— Fucking tranny! and the fist flew at her face.
And so she woke up, bolted up in bed, sweating. And she started to cry, ugly cry. You know, I’ve never seen someone pretty cry. Don’t understand how you’d pretty cry. You’re not crying right if you’re pretty while crying. Either that or you don’t mean what you’re crying about. Robin, well she’d cry. She cancer cried, too. That’s an ugly cry. That’s a real ugly cry. And I don’t mean her face, I mean her cry. And while she cried, I’d sit by her side and ask,
— What’s wrong, honey?
And Auburn replied,
— Just a nightmare.
— Well… Do you wanna talk about it?
And they would just sit there, and Auburn would cry more to herself, and Peter would comb her hair with his fingers. Sit there, look at her, let her cry.
— You remember when you and Rose put up the tipi?
— I wanted to help you two so much. I mean, it’s so much work. Really, I don’t know how you were able to do it just the two of you. But it’s not my job, I get that. For wíŋyaŋ… For wíŋkte. Women’s work. And you’re the best woman I’ve ever gotten to know. You’re the prettiest, and smartest, and nicest woman I’ve ever gotten to know. And I really mean that, honey, I really do. I wouldn’t be anywhere without you.
And Auburn sniffled, and looked over to Peter.

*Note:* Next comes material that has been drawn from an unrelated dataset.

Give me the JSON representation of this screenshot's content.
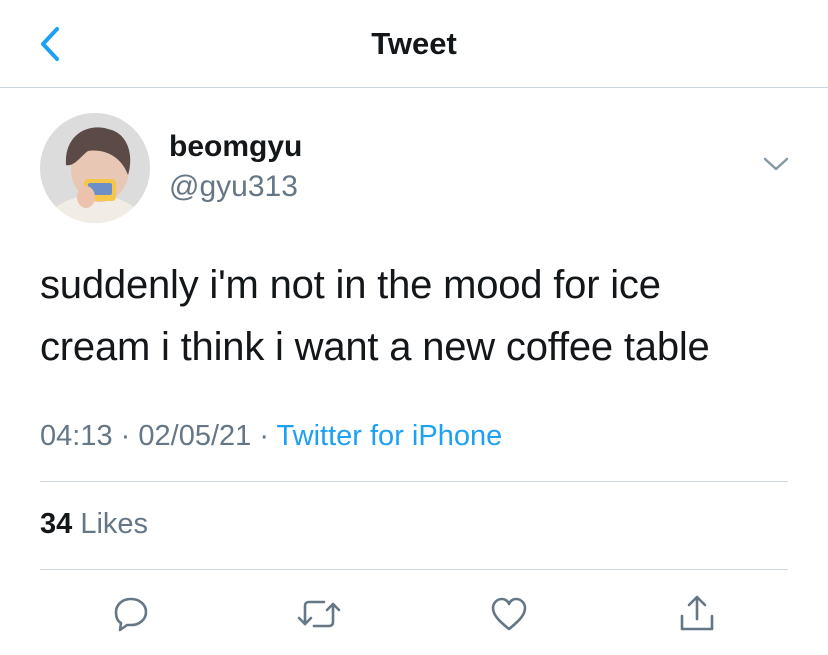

— But I almost had a heart attack when I saw you two stick that wind flap pole into the ground, he said, smiling, laughing, petting her hair. That shit’s sharp, I was afraid one of you were gonna get killed!

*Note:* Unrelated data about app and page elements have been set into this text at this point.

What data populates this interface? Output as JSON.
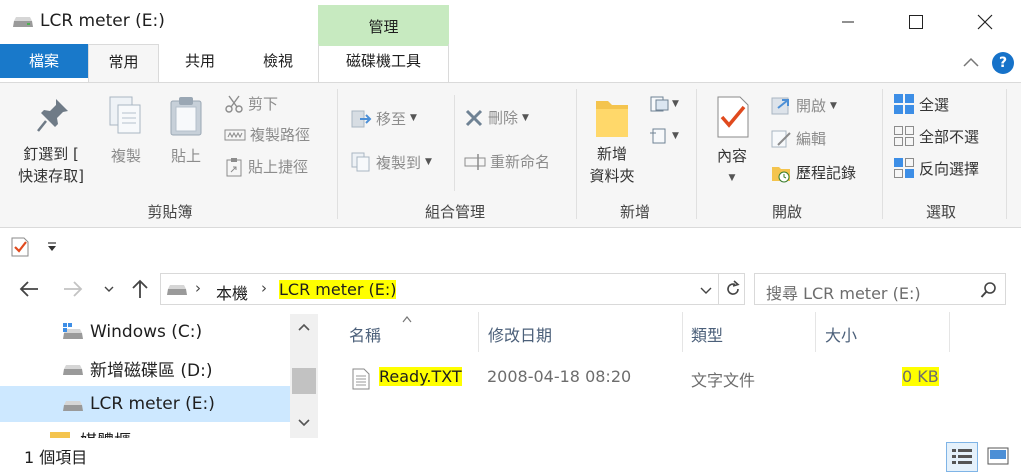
{
  "window": {
    "title": "LCR meter (E:)",
    "minimize_icon": "minimize-icon",
    "maximize_icon": "maximize-icon",
    "close_icon": "close-icon"
  },
  "contextual_tab_header": "管理",
  "tabs": {
    "file": "檔案",
    "home": "常用",
    "share": "共用",
    "view": "檢視",
    "drive_tools": "磁碟機工具"
  },
  "ribbon": {
    "clipboard": {
      "label": "剪貼簿",
      "pin_line1": "釘選到 [",
      "pin_line2": "快速存取]",
      "copy": "複製",
      "paste": "貼上",
      "cut": "剪下",
      "copy_path": "複製路徑",
      "paste_shortcut": "貼上捷徑"
    },
    "organize": {
      "label": "組合管理",
      "move_to": "移至",
      "copy_to": "複製到",
      "delete": "刪除",
      "rename": "重新命名"
    },
    "new": {
      "label": "新增",
      "new_folder_line1": "新增",
      "new_folder_line2": "資料夾"
    },
    "open": {
      "label": "開啟",
      "properties": "內容",
      "open": "開啟",
      "edit": "編輯",
      "history": "歷程記錄"
    },
    "select": {
      "label": "選取",
      "select_all": "全選",
      "select_none": "全部不選",
      "invert": "反向選擇"
    }
  },
  "address_bar": {
    "root": "本機",
    "current": "LCR meter (E:)",
    "separator": "›"
  },
  "search": {
    "placeholder": "搜尋 LCR meter (E:)"
  },
  "sidebar": {
    "items": [
      {
        "label": "Windows (C:)"
      },
      {
        "label": "新增磁碟區 (D:)"
      },
      {
        "label": "LCR meter (E:)"
      },
      {
        "label": "媒體櫃"
      }
    ]
  },
  "columns": {
    "name": "名稱",
    "modified": "修改日期",
    "type": "類型",
    "size": "大小"
  },
  "files": [
    {
      "name": "Ready.TXT",
      "modified": "2008-04-18 08:20",
      "type": "文字文件",
      "size": "0 KB"
    }
  ],
  "status": {
    "count": "1 個項目"
  },
  "colors": {
    "file_tab": "#1979ca",
    "drive_tools_tab": "#c7eac0",
    "highlight": "#ffff00",
    "selected_nav": "#cde8ff"
  }
}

And Auburn laughed, and Peter grabbed her, and they wrestled around, as much as you can on a full sized bed, looking back at the day the tipi was put up, the day they’d gotten Mary, a day of hardship and of new beginnings. They tumbled back and forth, happy with what life had given them.
And so Auburn tumbled to her right, heaved as hard as she could, and picked up the wind flap pole. George crawled over, reached out to grab her, but he got nothing. He got nothing cause he slipped, too muddy to try and grab somebody with just one arm for balance. He fell face first into that mud. And while his facewas lying in that mud, Auburn thrust the pole down, thrust down with all her might. And with her might, gravity, and the weight of that pole combined, it went straight through George. Straight through his heart.

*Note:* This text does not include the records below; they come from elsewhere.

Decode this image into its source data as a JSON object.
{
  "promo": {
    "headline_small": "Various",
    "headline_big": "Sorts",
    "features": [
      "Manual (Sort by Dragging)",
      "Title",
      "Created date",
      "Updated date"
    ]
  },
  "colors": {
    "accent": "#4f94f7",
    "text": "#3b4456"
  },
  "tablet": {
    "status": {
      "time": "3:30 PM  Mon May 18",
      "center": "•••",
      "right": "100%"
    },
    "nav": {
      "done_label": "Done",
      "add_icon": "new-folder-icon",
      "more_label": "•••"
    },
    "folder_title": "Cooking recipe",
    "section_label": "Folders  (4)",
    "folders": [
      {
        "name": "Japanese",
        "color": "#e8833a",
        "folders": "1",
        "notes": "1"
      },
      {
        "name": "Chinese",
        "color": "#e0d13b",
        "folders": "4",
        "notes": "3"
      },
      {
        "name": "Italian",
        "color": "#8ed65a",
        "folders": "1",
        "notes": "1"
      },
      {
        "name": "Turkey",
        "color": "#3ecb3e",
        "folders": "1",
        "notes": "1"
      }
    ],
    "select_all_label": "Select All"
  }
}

The blood left his body red at first. It was a deep red, a red that knows the land. And it soaked into the land around the tipi. But then the blood stopped coming out red, it started to lighten. And eventually, the blood came out white, white like milk, white like the moon, white like the brightest light imaginable. It flowed out, and just sat on top of the earth. Didn’t enter any crack, any pore, just drifted through the grass.
And Auburn got up, and got to Mary, and got back on the ground and grabbed her. Tried to brush the mud off her clothes, off her face, make her clean. Tried to wipe off the white blood. And Auburn looked at Mary. Just looked at Mary, looked right at her.
— I love you, Mary. I love you.
Mary cried. And Auburn cradled Mary in her arms, cried along with her. Their blue tears both rolled off their cheeks, fell right down into that white and red blood that had pooled up around them. And they cried and cried, let the tears stream out like the source of a river. And as they sat there, the layers built. The red blood, the white blood, the blue tears. All those colors sitting on top of top of each other, sitting on top of that land. That beautiful land that was theirs. That land they called home. And no matter George’s attempt to take their blood, they stayed. Stayed on that land. Stayed at that home.
And thunder clapped, and it rained.